Also, for real-life residents, the most expensive house they ever bought was the one on MPR.com, but I don’t think they ever made it official, because who would have the audacity to say “we’ve added the 5,400 people in the town of Fargo”?
They’re probably the most expensive in America, but compared to other cities, that number is a little low. If I were the mayor of Fargo and I was considering a new high-rise or office building, I’d have to consider moving to a city with significantly more people. We don’t have anything like New York or Chicago or Seattle or Detroit. It’s pretty bad. We have some of the best-off areas of all the major cities in America, but they’re mostly in Chicago, Detroit, or Seattle. And there are a lot of people living in Fargo. It’s not bad, but not as great as they might like us to think. The main problem with the show is that we don’t ever get to see them go very far up the ladder.
And by far the most expensive home I’ve ever lived in is in New York. It was an absolutely gorgeous three-bedroom house in the Tribeca neighborhood. It was almost like sleeping in a mansion.

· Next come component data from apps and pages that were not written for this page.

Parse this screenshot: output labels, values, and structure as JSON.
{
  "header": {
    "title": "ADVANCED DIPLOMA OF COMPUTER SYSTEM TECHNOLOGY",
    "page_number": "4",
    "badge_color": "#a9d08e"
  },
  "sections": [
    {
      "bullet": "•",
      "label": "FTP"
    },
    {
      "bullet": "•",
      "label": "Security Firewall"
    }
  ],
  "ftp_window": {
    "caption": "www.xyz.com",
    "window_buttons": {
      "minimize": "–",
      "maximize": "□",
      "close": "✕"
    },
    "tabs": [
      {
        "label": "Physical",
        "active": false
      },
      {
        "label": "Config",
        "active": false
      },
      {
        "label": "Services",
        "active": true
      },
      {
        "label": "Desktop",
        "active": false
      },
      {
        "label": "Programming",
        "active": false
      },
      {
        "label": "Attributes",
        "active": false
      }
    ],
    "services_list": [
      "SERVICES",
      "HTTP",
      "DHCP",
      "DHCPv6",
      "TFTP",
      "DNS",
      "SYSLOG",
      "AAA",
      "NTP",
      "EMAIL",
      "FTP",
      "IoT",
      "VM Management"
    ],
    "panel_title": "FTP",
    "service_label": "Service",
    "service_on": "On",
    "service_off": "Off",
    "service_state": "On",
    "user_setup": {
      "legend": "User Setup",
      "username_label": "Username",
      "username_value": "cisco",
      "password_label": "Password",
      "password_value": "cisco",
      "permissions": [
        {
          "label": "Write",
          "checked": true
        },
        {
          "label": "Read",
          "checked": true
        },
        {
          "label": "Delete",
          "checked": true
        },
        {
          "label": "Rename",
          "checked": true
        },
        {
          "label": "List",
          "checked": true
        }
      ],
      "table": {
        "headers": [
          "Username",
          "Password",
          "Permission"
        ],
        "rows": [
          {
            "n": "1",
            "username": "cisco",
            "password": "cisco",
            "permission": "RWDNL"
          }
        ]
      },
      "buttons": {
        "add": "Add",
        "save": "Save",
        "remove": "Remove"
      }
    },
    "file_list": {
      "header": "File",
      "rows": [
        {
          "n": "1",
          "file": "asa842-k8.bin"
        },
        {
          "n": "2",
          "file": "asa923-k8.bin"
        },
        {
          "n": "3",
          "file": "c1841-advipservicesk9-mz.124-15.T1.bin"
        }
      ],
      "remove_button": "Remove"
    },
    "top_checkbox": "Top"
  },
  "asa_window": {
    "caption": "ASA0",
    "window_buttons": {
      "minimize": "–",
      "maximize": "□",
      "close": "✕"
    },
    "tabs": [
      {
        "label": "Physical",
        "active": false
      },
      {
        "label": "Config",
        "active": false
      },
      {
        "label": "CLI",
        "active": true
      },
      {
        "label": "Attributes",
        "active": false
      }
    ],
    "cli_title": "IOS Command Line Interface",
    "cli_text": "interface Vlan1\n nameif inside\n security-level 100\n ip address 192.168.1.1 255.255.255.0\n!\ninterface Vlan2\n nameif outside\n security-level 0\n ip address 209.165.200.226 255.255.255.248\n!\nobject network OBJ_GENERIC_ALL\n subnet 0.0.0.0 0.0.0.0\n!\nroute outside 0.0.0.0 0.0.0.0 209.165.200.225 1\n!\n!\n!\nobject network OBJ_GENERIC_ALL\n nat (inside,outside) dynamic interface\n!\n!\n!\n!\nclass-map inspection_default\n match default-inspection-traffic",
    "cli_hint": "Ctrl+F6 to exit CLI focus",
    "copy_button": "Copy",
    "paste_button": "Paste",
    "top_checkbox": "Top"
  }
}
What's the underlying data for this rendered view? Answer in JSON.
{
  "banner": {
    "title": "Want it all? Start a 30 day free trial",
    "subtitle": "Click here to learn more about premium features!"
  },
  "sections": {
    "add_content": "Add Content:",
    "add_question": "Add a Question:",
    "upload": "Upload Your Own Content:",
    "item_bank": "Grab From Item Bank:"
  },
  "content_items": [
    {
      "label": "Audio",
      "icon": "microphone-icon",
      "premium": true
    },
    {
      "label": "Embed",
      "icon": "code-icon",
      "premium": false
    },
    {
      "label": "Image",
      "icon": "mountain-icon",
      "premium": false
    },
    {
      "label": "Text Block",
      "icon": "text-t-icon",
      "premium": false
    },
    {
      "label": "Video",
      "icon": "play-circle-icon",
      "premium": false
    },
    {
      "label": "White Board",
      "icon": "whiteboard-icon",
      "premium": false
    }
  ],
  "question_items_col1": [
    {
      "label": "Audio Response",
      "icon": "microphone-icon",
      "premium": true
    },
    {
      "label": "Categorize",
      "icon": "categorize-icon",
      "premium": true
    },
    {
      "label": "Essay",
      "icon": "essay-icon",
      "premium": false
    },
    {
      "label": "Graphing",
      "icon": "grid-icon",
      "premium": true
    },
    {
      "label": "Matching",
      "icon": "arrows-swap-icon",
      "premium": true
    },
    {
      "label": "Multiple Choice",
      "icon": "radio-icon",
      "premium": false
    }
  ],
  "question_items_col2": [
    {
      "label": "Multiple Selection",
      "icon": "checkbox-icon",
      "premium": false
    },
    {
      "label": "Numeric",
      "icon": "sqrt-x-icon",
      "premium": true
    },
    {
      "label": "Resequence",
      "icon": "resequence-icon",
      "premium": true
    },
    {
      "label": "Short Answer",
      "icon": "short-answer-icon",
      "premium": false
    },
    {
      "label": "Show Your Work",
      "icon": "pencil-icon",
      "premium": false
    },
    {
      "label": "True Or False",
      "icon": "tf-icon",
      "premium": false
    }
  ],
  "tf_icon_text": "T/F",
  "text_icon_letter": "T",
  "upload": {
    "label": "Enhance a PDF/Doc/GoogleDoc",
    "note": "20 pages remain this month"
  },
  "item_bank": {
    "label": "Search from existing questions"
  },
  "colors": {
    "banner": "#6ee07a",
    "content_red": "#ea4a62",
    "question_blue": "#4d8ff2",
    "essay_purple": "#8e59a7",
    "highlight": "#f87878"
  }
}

And to be clear, we never used that as the basis for all of our housing ideas. We just looked at the size of the house and the number of rooms, and then we figured out what kind of housing it would cost to maintain the house. It was just an example because that house is absolutely amazing. That house could be on an upper floor and still be usable as a three-bedroom.
Of course, the show takes things to a whole other level. The first house I ever looked at was an enormous two-bedroom Victorian, with a front porch that was like a five-story walkup.
In real life, we don’t have that kind of luxury in any of